App and web page records:
*** Block opens ***

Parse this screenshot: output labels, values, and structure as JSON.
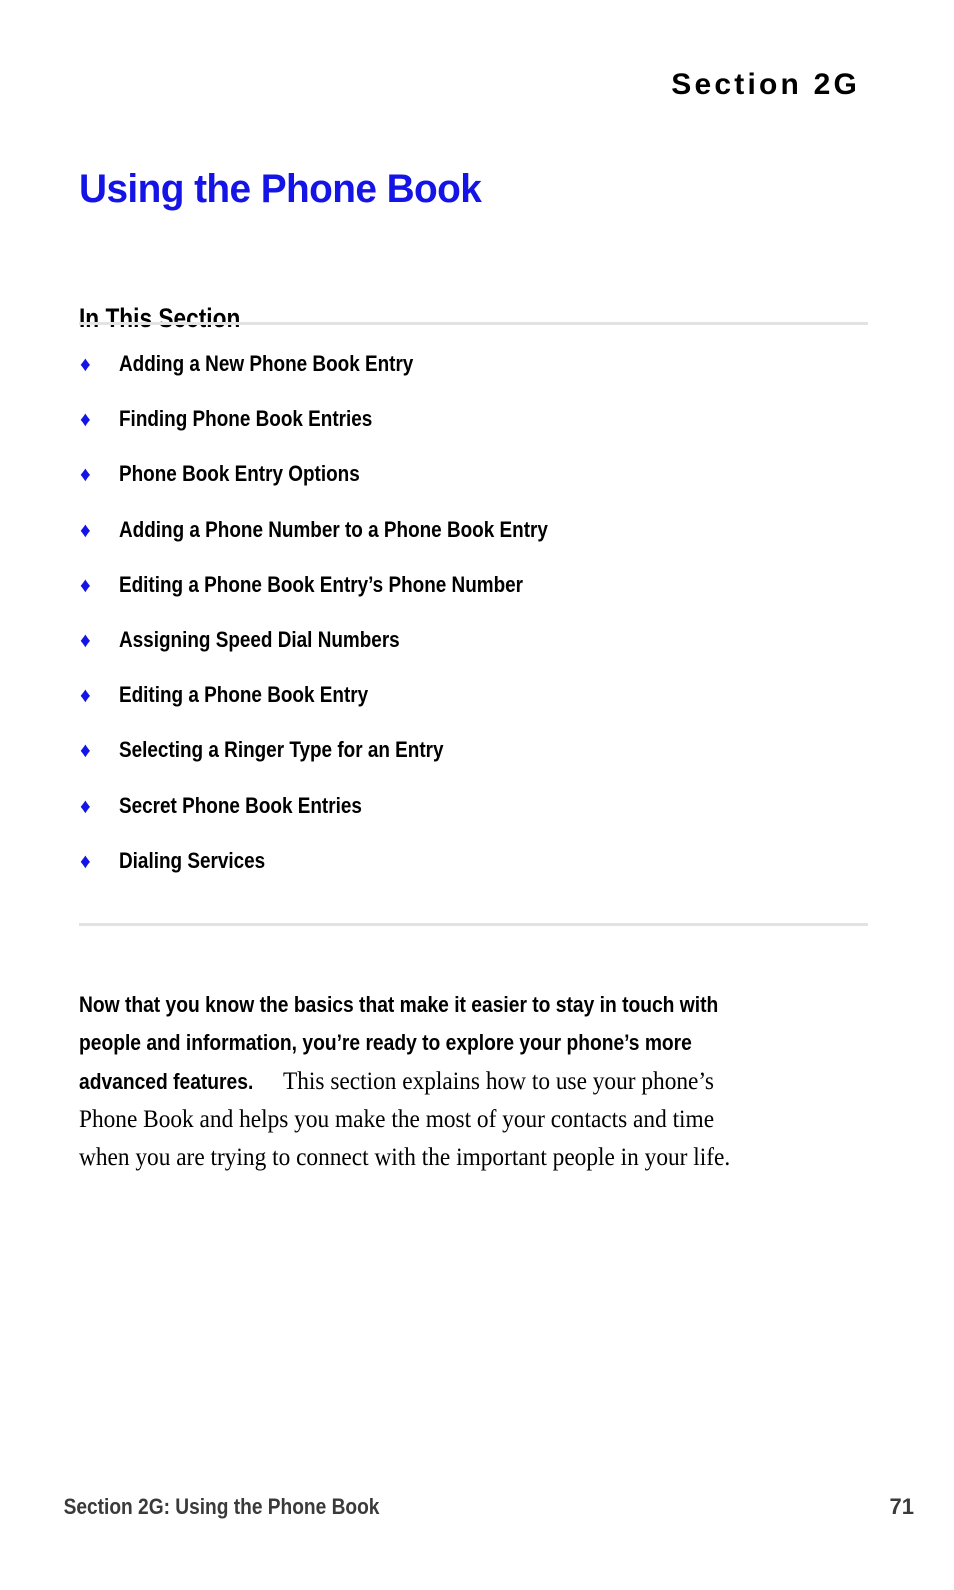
{
  "page": {
    "section_eyebrow": "Section 2G",
    "chapter_title": "Using the Phone Book",
    "background_color": "#FFFFFF",
    "accent_color": "#1414E6",
    "rule_color": "#E3E3E3",
    "footer_text_color": "#3A3A3A"
  },
  "in_this_section": {
    "heading": "In This Section",
    "bullet_glyph": "♦",
    "items": [
      {
        "label": "Adding a New Phone Book Entry"
      },
      {
        "label": "Finding Phone Book Entries"
      },
      {
        "label": "Phone Book Entry Options"
      },
      {
        "label": "Adding a Phone Number to a Phone Book Entry"
      },
      {
        "label": "Editing a Phone Book Entry’s Phone Number"
      },
      {
        "label": "Assigning Speed Dial Numbers"
      },
      {
        "label": "Editing a Phone Book Entry"
      },
      {
        "label": "Selecting a Ringer Type for an Entry"
      },
      {
        "label": "Secret Phone Book Entries"
      },
      {
        "label": "Dialing Services"
      }
    ]
  },
  "intro": {
    "line1_bold": "Now that you know the basics that make it easier to stay in touch with",
    "line2_bold": "people and information, you’re ready to explore your phone’s more",
    "line3_bold": "advanced features.",
    "line3_serif": " This section explains how to use your phone’s",
    "line4_serif": "Phone Book and helps you make the most of your contacts and time",
    "line5_serif": "when you are trying to connect with the important people in your life."
  },
  "footer": {
    "left": "Section 2G: Using the Phone Book",
    "page_number": "71"
  }
}
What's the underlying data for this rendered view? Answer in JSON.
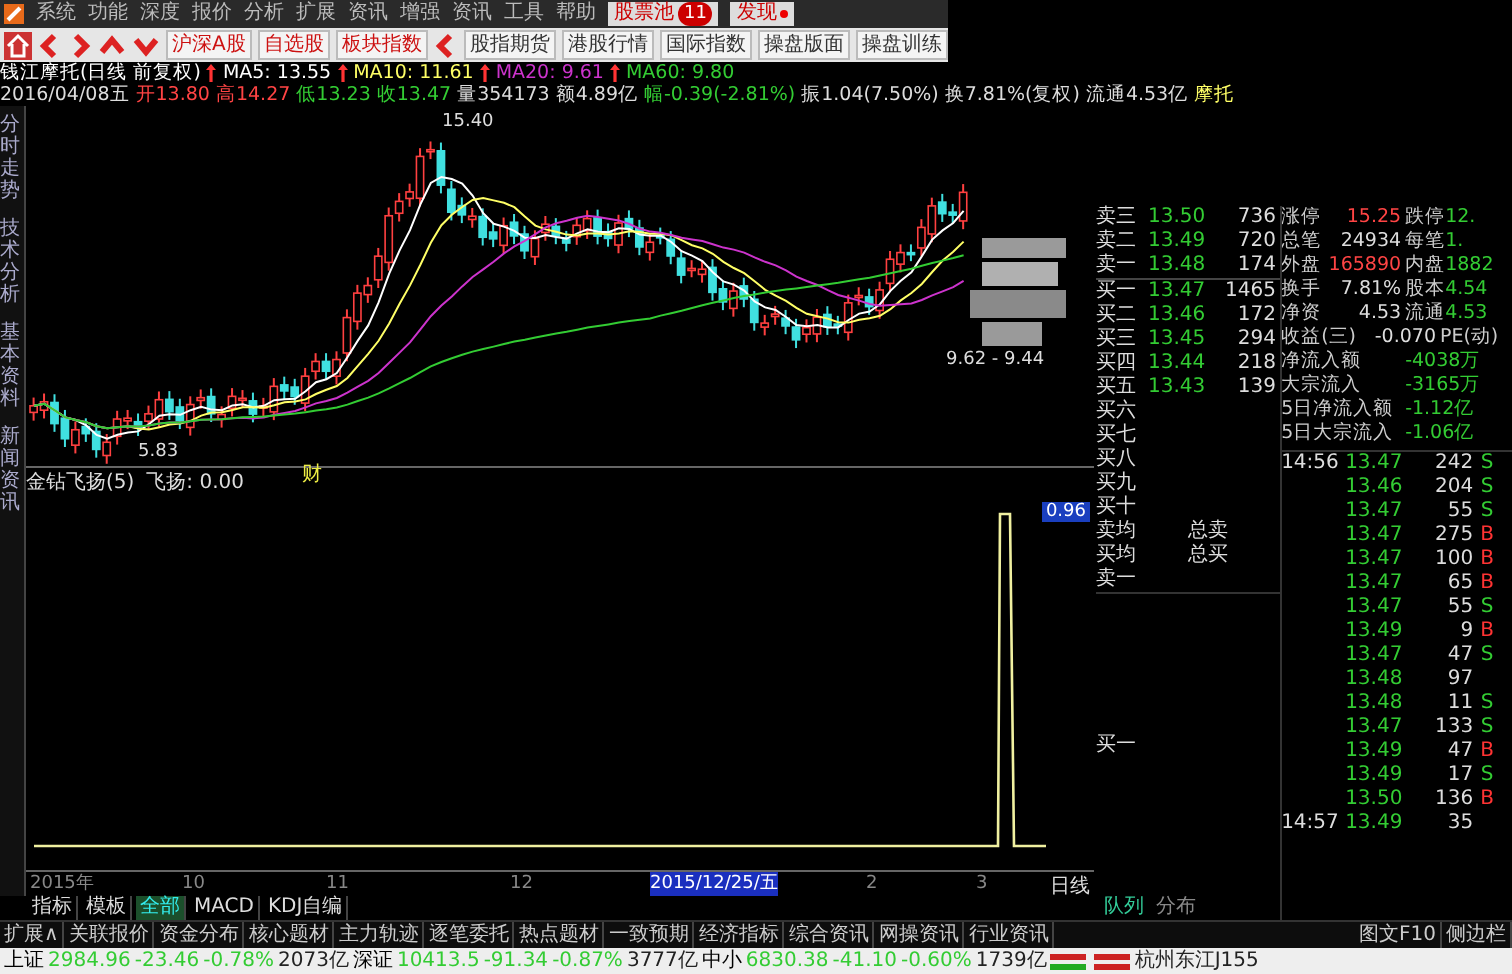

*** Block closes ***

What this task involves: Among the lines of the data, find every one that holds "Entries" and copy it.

Response area:
        "label": "Finding Phone Book Entries"
        "label": "Secret Phone Book Entries"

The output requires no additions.